‘No timetable’ for a decision on merging schools
By Bobby Bryant, Editor
There’s “no timetable” for a vote on merging two historic Darlington County schools, officials said after the county School Board discussed the idea again April 11, but went home without taking a vote.
“No decision has been made on this at all; we’ve just been gathering information,” board Chairman Warren Jeffords said of the proposal to close St. John’s Elementary School in Darlington, close Rosenwald Elementary/Middle School in Society Hill and merge them into a new $30 million facility using money the district already has in reserve.
“We appreciate the passion everyone has – both sides, really, pro and con,” Jeffords said. “Our job is to do what’s best for our children. … Whatever decision we make, there’ll be some people who are happy and some people won’t be.”
If the schools are closed, “We’ll need the communities’ help” to “repurpose” the buildings, Jeffords said. He added: “This (decision) may not happen anytime soon. It may be several months. … There’s no timetable right now.”
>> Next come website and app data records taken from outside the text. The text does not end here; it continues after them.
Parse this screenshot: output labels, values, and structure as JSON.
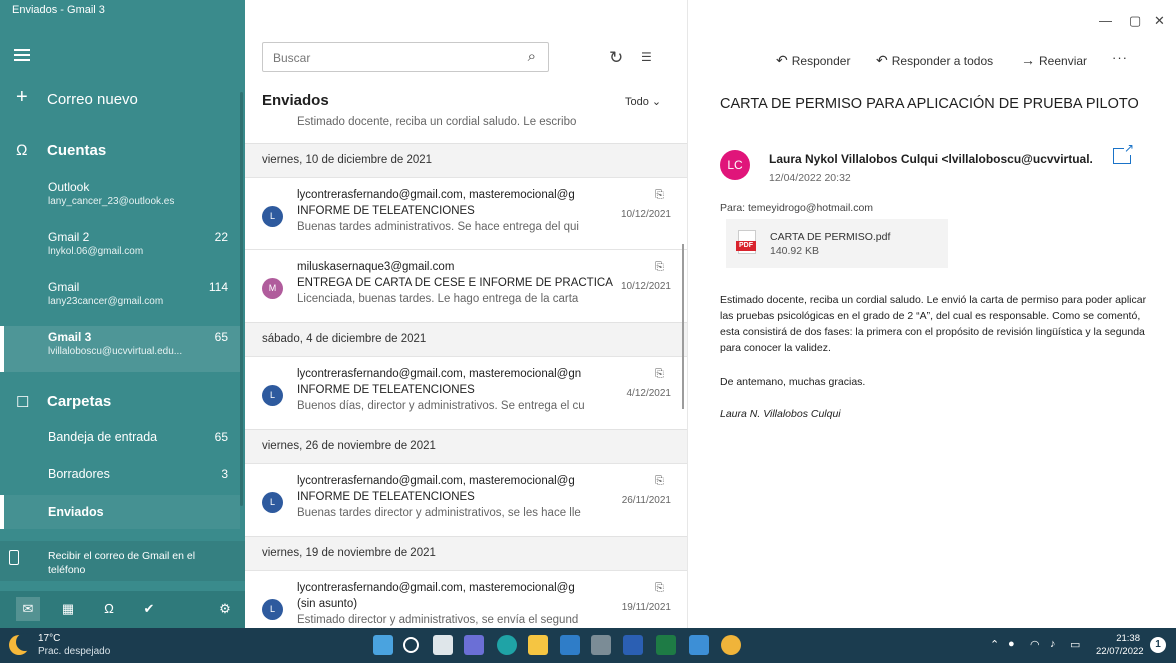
{
  "window": {
    "title": "Enviados - Gmail 3",
    "controls": {
      "minimize": "—",
      "maximize": "▢",
      "close": "✕"
    }
  },
  "sidebar": {
    "new_mail": "Correo nuevo",
    "accounts_heading": "Cuentas",
    "accounts": [
      {
        "name": "Outlook",
        "address": "lany_cancer_23@outlook.es",
        "count": ""
      },
      {
        "name": "Gmail 2",
        "address": "lnykol.06@gmail.com",
        "count": "22"
      },
      {
        "name": "Gmail",
        "address": "lany23cancer@gmail.com",
        "count": "114"
      },
      {
        "name": "Gmail 3",
        "address": "lvillaloboscu@ucvvirtual.edu...",
        "count": "65"
      }
    ],
    "folders_heading": "Carpetas",
    "folders": [
      {
        "name": "Bandeja de entrada",
        "count": "65"
      },
      {
        "name": "Borradores",
        "count": "3"
      },
      {
        "name": "Enviados",
        "count": ""
      }
    ],
    "promo": "Recibir el correo de Gmail en el teléfono",
    "bottom_icons": [
      "mail-icon",
      "calendar-icon",
      "people-icon",
      "todo-icon",
      "settings-icon"
    ]
  },
  "list": {
    "search_placeholder": "Buscar",
    "title": "Enviados",
    "filter": "Todo",
    "partial_preview": "Estimado docente, reciba un cordial saludo. Le escribo",
    "groups": [
      {
        "date": "viernes, 10 de diciembre de 2021",
        "items": [
          {
            "initial": "L",
            "from": "lycontrerasfernando@gmail.com, masteremocional@g",
            "subject": "INFORME DE TELEATENCIONES",
            "preview": "Buenas tardes administrativos. Se hace entrega del qui",
            "date": "10/12/2021"
          },
          {
            "initial": "M",
            "from": "miluskasernaque3@gmail.com",
            "subject": "ENTREGA DE CARTA DE CESE E INFORME DE PRÁCTICA",
            "preview": "Licenciada, buenas tardes. Le hago entrega de la carta",
            "date": "10/12/2021"
          }
        ]
      },
      {
        "date": "sábado, 4 de diciembre de 2021",
        "items": [
          {
            "initial": "L",
            "from": "lycontrerasfernando@gmail.com, masteremocional@gn",
            "subject": "INFORME DE TELEATENCIONES",
            "preview": "Buenos días, director y administrativos. Se entrega el cu",
            "date": "4/12/2021"
          }
        ]
      },
      {
        "date": "viernes, 26 de noviembre de 2021",
        "items": [
          {
            "initial": "L",
            "from": "lycontrerasfernando@gmail.com, masteremocional@g",
            "subject": "INFORME DE TELEATENCIONES",
            "preview": "Buenas tardes director y administrativos, se les hace lle",
            "date": "26/11/2021"
          }
        ]
      },
      {
        "date": "viernes, 19 de noviembre de 2021",
        "items": [
          {
            "initial": "L",
            "from": "lycontrerasfernando@gmail.com, masteremocional@g",
            "subject": "(sin asunto)",
            "preview": "Estimado director y administrativos, se envía el segund",
            "date": "19/11/2021"
          }
        ]
      }
    ]
  },
  "reader": {
    "actions": {
      "reply": "Responder",
      "reply_all": "Responder a todos",
      "forward": "Reenviar",
      "more": "···"
    },
    "subject": "CARTA DE PERMISO PARA APLICACIÓN DE PRUEBA PILOTO",
    "sender_initials": "LC",
    "sender": "Laura Nykol Villalobos Culqui <lvillaloboscu@ucvvirtual.",
    "sent_date": "12/04/2022 20:32",
    "to": "Para: temeyidrogo@hotmail.com",
    "attachment": {
      "name": "CARTA DE PERMISO.pdf",
      "size": "140.92 KB",
      "type": "PDF"
    },
    "body": [
      "Estimado docente, reciba un cordial saludo. Le envió la carta de permiso para poder aplicar las pruebas psicológicas en el grado de 2 “A”, del cual es responsable. Como se comentó, esta consistirá de dos fases: la primera con el propósito de revisión lingüística  y la segunda para conocer la validez.",
      "De antemano, muchas gracias.",
      "Laura N. Villalobos Culqui"
    ]
  },
  "taskbar": {
    "temperature": "17°C",
    "weather": "Prac. despejado",
    "time": "21:38",
    "date": "22/07/2022",
    "notifications": "1",
    "colors": {
      "background": "#1b3c4f",
      "sidebar": "#3a8b8c",
      "accent": "#1a73c8"
    }
  }
}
At a work session two weeks earlier, the board had an unusually frank 45-minute discussion about the merger idea. At that meeting, the board’s frustration was obvious and members seemed to be leaning toward dropping the idea after an overwhelmingly negative response from the Darlington and Society Hill communities.
At the board’s regular meeting last week, the discussion was much shorter and the comments were more guarded. Two board members – Leigh Anne Kelley, who represents Darlington, and Lucas Reed, who represents Society Hill – did not comment during this discussion, and a third member, Dr. Thelma Dawson, was not present.
The remaining board members mostly restated points they had made previously, and emphasized that renovating the schools was not an option because it would be far more expensive than building a new facility.
“I think the general consensus of this board … (is) renovation of St. John’s, as an elementary school, is not on the table,” said board member Wanda Hassler. “It is cost-prohibitive.”
“How can we best serve the students of Darlington County?” she asked. “That’s what we are tasked with here. And also in conjunction with our fiduciary responsibility of how do we manage the funds that we have.” Hassler said merging St. John’s and Rosenwald would save the school district $2 million a year in operating costs – a factor the board will have to consider.
Board member Jamie Morphis said: “Our thought process, as a board, has got to be the entire district and what the needs are. While we certainly respect St. John’s as well as Rosenwald … we have to consider the big picture.”
“It’s not that we wouldn’t want to keep St. John’s and/or Rosenwald – we’d love to (keep) the oldest school in the state (St. John’s); that is pretty neat … we’ve got to look at the total picture and try to make the best decision on behalf of the students.”
Education Superintendent Tim Newman said everyone has to face the fact that both buildings are aging. “It’s not being negative about the buildings, it’s the reality. Every year for the past three years, we’ve had significant repairs at St. John’s.” These were problems that “happened suddenly,” Newman said, though he didn’t elaborate on what the problems were.
“Rest assured that the buildings will be maintained,” Newman said. “But the issues aren’t going away.”
Two residents signed up to speak to the board last week about the merger issue. Rose Pruitt of Darlington noted that St. John’s is on the National Register of Historic Places, “and Rosenwald would probably qualify as well.” Mike Beckham of Darlington told the board: “Think of the people, think of the feelings, think of the taxpayers as well.”